Among the real celebrity dayhikes in the U.S., the route up to Angel’s Landing in Zion National Park serves up so much head-spinning scenery you might be pinching yourself all along the way. Commencing from the Grotto, you’ll leave the North Fork Virgin River via the West Rim Trail, climbing through Refrigerator Canyon and along Walter’s Wiggles to Scouts Lookout. That’s a plenty ravishing viewpoint in and of itself, and more vertiginous hikers may turn back here, but otherwise we recommend the final ascent to the 1,488-foot fin of Angels Landing, attained with the help of anchored chains. The vista of Zion Canyon from here—unforgettable.
photo credit @traveldrifter
From Angel’s Landing to Bright Angel: This 9.5-mile-long path serves as the safest on-foot descent into the monumental innards of the Grand Canyon of the Colorado River, perhaps America’s single most famous landform and one of the planet’s most breathtaking defiles. Halfway down you’ll come to the ancient oasis of Indian Garden where the Tonto Platform divides the upper and lower sections of the Grand. Down at the bottom you’ll find the cottonwood refuge of the Bright Angel Campground, tucked into the heart of this vast and fiery chasm.

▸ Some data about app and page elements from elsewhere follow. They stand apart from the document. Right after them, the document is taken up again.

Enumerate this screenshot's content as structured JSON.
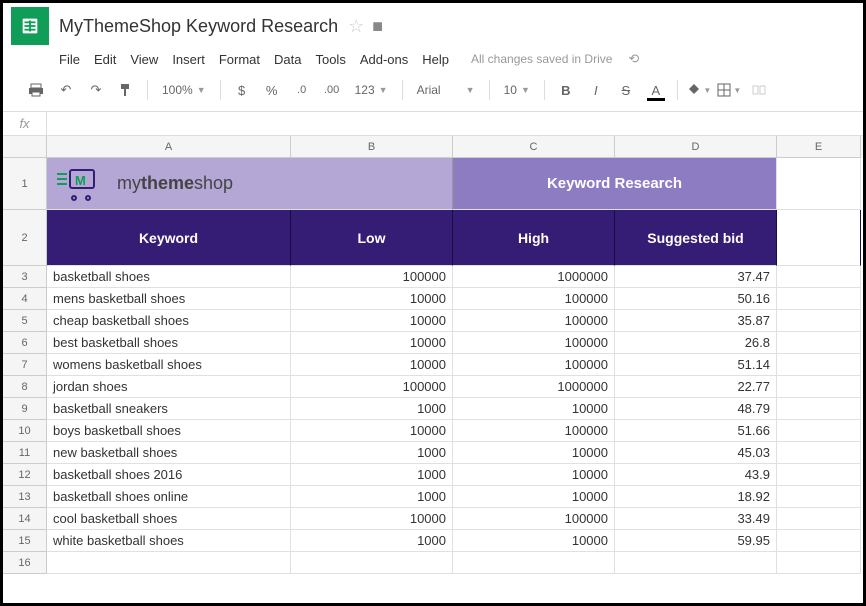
{
  "doc_title": "MyThemeShop Keyword Research",
  "menus": [
    "File",
    "Edit",
    "View",
    "Insert",
    "Format",
    "Data",
    "Tools",
    "Add-ons",
    "Help"
  ],
  "saved_text": "All changes saved in Drive",
  "toolbar": {
    "zoom": "100%",
    "font": "Arial",
    "size": "10",
    "number_fmt": "123"
  },
  "fx_label": "fx",
  "columns": [
    "A",
    "B",
    "C",
    "D",
    "E"
  ],
  "brand": {
    "my": "my",
    "theme": "theme",
    "shop": "shop"
  },
  "title_right": "Keyword Research",
  "headers": {
    "a": "Keyword",
    "b": "Low",
    "c": "High",
    "d": "Suggested bid"
  },
  "rows": [
    {
      "n": "3",
      "a": "basketball shoes",
      "b": "100000",
      "c": "1000000",
      "d": "37.47"
    },
    {
      "n": "4",
      "a": "mens basketball shoes",
      "b": "10000",
      "c": "100000",
      "d": "50.16"
    },
    {
      "n": "5",
      "a": "cheap basketball shoes",
      "b": "10000",
      "c": "100000",
      "d": "35.87"
    },
    {
      "n": "6",
      "a": "best basketball shoes",
      "b": "10000",
      "c": "100000",
      "d": "26.8"
    },
    {
      "n": "7",
      "a": "womens basketball shoes",
      "b": "10000",
      "c": "100000",
      "d": "51.14"
    },
    {
      "n": "8",
      "a": "jordan shoes",
      "b": "100000",
      "c": "1000000",
      "d": "22.77"
    },
    {
      "n": "9",
      "a": "basketball sneakers",
      "b": "1000",
      "c": "10000",
      "d": "48.79"
    },
    {
      "n": "10",
      "a": "boys basketball shoes",
      "b": "10000",
      "c": "100000",
      "d": "51.66"
    },
    {
      "n": "11",
      "a": "new basketball shoes",
      "b": "1000",
      "c": "10000",
      "d": "45.03"
    },
    {
      "n": "12",
      "a": "basketball shoes 2016",
      "b": "1000",
      "c": "10000",
      "d": "43.9"
    },
    {
      "n": "13",
      "a": "basketball shoes online",
      "b": "1000",
      "c": "10000",
      "d": "18.92"
    },
    {
      "n": "14",
      "a": "cool basketball shoes",
      "b": "10000",
      "c": "100000",
      "d": "33.49"
    },
    {
      "n": "15",
      "a": "white basketball shoes",
      "b": "1000",
      "c": "10000",
      "d": "59.95"
    }
  ],
  "row_nums": {
    "r1": "1",
    "r2": "2",
    "r16": "16"
  }
}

If it’s mountain scenery you’re after, it’s hard to beat the 211-mile-long John Muir Trail, which links Yosemite Valley with the Lower 48’s loftiest peak: 14,495-foot Mount Whitney along the Muir Crest of the Sierra Nevada. This high-elevation route—adopted for much of its length by the Pacific Crest Trail—is named for the great Scottish-American naturalist John Muir, whose favorite stomping ground was the glacier-buffed backcountry of the High Sierra. Celebrate the man and the stomping ground both on this bucket-list hike.
Another iconic footpath overlapping partly with the PCT, the Wonderland Trail is the nearly 100-mile-long circumambulation of Mount Rainier, the ice-capped giant crowning the B.C.-to-California rampart of the Cascade Range. Towering Pacific Northwest conifer forests and some of America’s loveliest subalpine parklands make a stirring trailside foreground for dreamlike views of the titanic volcano.
With its epic, world-class wilderness, Alaska is a hiker’s paradise, though many of the finest routes are cross-country. But for an on-trail look at classic Last Frontier scenery, you can’t do better than the Harding Icefield Trail in Kenai Fjords National Park. This moderately challenging 8.2-mile there-and-back rises from riparian forest through verdant meadows to a surreal vista encompassing the 700-square-mile Harding Icefield, a frozen Pleistocene-style wilderness of blue-white glaze and black nunatuk crags.
The northwest coast of the Hawaiian island of Kauai is a roadless masterpiece of green-and-brown sea cliffs (pali) and sharp pinnacles, and the 11-mile-long Kalalau Trail offers the only terrestrial access to its farflung tropical shores. It’s a rigorous undertaking that can be hazardous in rainy weather, but Kalalau Beach at the terminus is a vision of paradise.